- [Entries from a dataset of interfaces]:
===============

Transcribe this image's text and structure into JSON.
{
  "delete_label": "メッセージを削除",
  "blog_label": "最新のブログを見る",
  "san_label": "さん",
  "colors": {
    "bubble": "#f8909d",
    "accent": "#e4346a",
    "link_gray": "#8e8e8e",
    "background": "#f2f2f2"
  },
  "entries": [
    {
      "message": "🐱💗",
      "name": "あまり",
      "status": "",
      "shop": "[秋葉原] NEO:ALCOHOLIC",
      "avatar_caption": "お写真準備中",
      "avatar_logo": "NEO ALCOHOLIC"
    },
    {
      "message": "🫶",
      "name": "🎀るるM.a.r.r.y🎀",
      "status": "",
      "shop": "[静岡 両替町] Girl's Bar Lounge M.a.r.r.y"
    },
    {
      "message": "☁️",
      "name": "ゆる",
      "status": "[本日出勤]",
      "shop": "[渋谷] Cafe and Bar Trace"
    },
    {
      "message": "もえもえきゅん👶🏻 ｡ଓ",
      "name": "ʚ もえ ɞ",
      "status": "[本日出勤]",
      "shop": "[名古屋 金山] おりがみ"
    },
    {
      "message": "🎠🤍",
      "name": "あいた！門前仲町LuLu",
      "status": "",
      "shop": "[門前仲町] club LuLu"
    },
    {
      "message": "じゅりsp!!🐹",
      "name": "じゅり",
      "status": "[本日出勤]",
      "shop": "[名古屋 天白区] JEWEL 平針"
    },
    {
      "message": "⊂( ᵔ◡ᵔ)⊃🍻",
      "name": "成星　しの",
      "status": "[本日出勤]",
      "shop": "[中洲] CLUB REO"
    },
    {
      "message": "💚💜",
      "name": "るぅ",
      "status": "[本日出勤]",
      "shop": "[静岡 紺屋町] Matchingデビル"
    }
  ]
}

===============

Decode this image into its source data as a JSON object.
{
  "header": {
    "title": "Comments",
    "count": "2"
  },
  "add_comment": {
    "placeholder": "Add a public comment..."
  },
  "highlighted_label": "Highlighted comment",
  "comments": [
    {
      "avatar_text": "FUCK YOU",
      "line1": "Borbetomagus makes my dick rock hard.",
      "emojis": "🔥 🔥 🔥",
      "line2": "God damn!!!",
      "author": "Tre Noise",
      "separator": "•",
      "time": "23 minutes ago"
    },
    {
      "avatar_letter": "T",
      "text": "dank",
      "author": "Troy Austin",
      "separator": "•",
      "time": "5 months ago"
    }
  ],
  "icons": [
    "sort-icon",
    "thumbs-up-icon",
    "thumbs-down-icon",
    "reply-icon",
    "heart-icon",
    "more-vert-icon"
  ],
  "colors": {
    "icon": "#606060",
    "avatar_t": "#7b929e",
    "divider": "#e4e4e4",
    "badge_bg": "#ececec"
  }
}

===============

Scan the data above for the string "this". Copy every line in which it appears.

Transcribe this image's text and structure into JSON.
Decode this image into its source data as a JSON object.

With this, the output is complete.